“You can’t please everyone,” so the saying goes.
This encapsulates the rationale behind one of the most basic concepts in marketing strategy: segmentation and targeting.
Companies have limited resources and particular strengths and weaknesses, while consumers have multifarious wants and expectations. If you try to be all things to all people, you are likely to please no one. Companies that can offer a product that best suits the needs of their target market obtain a competitive advantage and are best placed to maximise profits, or so the theory goes.
The approach demands that consideration be given to how best to segment a market and identify a target customer. This is traditionally based on demographic, geographic, behavioural and attitudinal variables. They’re limitless, but they might include: location, age, political opinions, income, interests.
With a concept of a target customer in mind, companies can adjust their offering to best meet their needs. For communications to be effective, this requires an understanding of the media that the consumer is exposed to.
It doesn’t take much scrutiny to see where this approach my fall down. It relies on arbitrary categories being reliable predictors of behaviour. This has further broken down with a rise in individualism in certain cultures. The relationships are even less useful when marketing to global audiences, and media and audience fragmentation has confounded the delivery of messages to target audiences.

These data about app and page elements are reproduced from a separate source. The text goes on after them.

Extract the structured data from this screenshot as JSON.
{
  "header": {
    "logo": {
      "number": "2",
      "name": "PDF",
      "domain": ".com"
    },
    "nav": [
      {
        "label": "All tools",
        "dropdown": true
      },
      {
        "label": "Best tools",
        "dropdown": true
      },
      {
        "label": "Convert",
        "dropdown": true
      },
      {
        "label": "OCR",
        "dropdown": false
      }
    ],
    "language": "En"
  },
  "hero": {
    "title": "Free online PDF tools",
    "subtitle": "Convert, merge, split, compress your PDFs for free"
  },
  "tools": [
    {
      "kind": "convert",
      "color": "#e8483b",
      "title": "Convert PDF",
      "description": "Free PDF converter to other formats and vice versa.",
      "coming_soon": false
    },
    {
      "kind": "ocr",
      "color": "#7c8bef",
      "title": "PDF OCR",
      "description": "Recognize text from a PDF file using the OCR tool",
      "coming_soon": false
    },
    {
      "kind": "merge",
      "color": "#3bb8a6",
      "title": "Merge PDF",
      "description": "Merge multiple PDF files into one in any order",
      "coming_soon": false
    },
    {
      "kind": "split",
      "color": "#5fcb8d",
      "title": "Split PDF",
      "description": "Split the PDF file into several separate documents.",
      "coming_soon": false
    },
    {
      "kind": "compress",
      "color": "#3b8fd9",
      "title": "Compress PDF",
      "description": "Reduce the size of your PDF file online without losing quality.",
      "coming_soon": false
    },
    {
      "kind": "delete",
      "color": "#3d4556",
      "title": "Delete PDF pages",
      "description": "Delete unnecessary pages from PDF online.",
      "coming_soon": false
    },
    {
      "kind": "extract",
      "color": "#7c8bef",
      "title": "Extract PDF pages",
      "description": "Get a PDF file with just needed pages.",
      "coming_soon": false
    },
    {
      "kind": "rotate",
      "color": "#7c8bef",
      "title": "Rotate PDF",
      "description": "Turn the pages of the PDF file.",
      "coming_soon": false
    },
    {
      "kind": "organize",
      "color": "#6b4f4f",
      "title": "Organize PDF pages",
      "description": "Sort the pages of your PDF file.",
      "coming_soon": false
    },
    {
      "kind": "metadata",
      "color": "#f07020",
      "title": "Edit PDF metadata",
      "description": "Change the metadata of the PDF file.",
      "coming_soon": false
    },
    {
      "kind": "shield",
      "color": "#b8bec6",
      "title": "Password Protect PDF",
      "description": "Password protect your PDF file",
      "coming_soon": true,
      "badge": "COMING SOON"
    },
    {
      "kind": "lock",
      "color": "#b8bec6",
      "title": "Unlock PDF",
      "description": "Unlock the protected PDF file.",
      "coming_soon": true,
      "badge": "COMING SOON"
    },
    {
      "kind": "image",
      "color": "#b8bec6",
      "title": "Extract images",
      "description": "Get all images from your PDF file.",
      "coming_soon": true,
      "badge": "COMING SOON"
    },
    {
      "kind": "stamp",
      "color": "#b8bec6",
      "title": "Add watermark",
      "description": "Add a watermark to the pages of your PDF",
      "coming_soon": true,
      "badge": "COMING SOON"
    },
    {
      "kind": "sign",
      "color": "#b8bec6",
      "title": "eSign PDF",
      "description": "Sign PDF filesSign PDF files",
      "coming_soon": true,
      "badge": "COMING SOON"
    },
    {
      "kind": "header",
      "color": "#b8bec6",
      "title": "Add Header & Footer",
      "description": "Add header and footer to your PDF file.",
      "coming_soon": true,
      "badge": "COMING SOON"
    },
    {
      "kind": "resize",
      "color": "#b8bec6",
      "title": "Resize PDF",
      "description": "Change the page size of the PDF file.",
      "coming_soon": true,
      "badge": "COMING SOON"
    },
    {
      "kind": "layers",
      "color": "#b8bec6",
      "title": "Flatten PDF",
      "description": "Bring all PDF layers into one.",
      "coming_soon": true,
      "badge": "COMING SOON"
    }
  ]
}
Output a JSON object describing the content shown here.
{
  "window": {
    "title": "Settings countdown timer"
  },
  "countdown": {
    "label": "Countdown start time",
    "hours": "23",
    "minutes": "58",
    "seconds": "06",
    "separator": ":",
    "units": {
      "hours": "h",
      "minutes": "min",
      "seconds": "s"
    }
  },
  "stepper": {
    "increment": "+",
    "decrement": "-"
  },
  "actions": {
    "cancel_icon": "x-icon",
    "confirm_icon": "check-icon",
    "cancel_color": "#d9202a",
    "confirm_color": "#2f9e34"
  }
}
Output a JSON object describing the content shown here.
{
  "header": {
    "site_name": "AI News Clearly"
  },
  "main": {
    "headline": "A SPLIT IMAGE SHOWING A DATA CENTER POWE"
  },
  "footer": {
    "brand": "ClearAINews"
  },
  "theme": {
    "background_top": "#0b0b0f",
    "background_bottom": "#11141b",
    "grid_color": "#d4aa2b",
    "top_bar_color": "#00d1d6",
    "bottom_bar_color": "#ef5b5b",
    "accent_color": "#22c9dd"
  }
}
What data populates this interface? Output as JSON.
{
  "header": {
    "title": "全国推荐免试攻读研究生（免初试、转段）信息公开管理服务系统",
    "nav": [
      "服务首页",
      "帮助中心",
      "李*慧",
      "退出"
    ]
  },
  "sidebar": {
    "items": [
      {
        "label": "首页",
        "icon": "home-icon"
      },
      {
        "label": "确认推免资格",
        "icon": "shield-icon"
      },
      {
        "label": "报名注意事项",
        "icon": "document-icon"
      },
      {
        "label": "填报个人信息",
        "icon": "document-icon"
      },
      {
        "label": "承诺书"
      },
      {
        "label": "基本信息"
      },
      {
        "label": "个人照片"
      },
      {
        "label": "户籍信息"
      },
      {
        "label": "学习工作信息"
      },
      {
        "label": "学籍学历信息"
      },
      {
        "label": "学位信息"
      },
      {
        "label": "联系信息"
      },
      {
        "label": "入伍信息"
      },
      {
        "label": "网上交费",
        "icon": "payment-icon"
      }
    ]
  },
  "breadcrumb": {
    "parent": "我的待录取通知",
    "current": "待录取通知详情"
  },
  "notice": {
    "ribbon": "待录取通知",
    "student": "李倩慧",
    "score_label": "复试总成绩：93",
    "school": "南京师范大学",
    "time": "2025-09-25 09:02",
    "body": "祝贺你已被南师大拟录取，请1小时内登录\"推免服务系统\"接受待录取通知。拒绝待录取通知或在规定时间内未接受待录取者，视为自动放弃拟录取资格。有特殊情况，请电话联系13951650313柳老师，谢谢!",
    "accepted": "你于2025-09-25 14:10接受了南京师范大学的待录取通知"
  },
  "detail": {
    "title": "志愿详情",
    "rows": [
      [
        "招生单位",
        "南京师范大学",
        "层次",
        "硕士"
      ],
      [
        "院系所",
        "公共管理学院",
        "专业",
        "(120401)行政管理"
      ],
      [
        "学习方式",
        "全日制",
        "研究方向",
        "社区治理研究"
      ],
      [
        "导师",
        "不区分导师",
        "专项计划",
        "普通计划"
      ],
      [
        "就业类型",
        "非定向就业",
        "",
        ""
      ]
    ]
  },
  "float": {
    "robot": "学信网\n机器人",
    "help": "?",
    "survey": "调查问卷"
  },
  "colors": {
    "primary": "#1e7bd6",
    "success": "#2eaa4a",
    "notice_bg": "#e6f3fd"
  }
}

Meanwhile, researchers and marketers have turned to new approaches to better understand consumers, such as generational and cultural influences, including membership of subcultures.
Subcultures of Consumption
Born out of the search for new and better ways to understand consumer behaviour, the term ‘Subcultures of Consumption’ was coined by J. W. Schouten in 1995 to describe subcultures that are best defined and understood by what they purchase and how, rather than other traditional segmentation variables.
In Schouten’s words: “Recognising that consumption activities, product categories, or even brands may serve as the basis for interaction and social cohesion, the concept of the subculture of consumption solves many problems inherent in the use of ascribed social categories as devices for understanding consumer behaviour.”
Examples that have been identified and studied include gamers, hipsters and even Harley-Davidson motorcycle owners.
What are the implications for PR and communications?
It’s about understanding the customer. Take, for instance, purveyors of microwavable burgers of debatable quality, Rustlers, who devised their ‘GameSafe’ campaign, encouraging UK gamers to take regular breaks, based on the knowledge that high-calorie food was treated purely as fuel for marathon gaming sessions that could last 24 hours, with reports of fatalities resulting from exhaustion.
Academic research into Subcultures of Consumption often involves ethnographic studies, where a researcher immerses his or herself within the culture that they are studying for days, weeks, months or years. These typically give rise to typologies of consumption behaviour.
In the ‘real world’, companies that have been operating in markets for years frequently understand their customers better than anyone else. The concept of Subcultures of Consumption simply provides another lens through which businesses and brands might better understand a target customer or discover ones they didn’t know they had.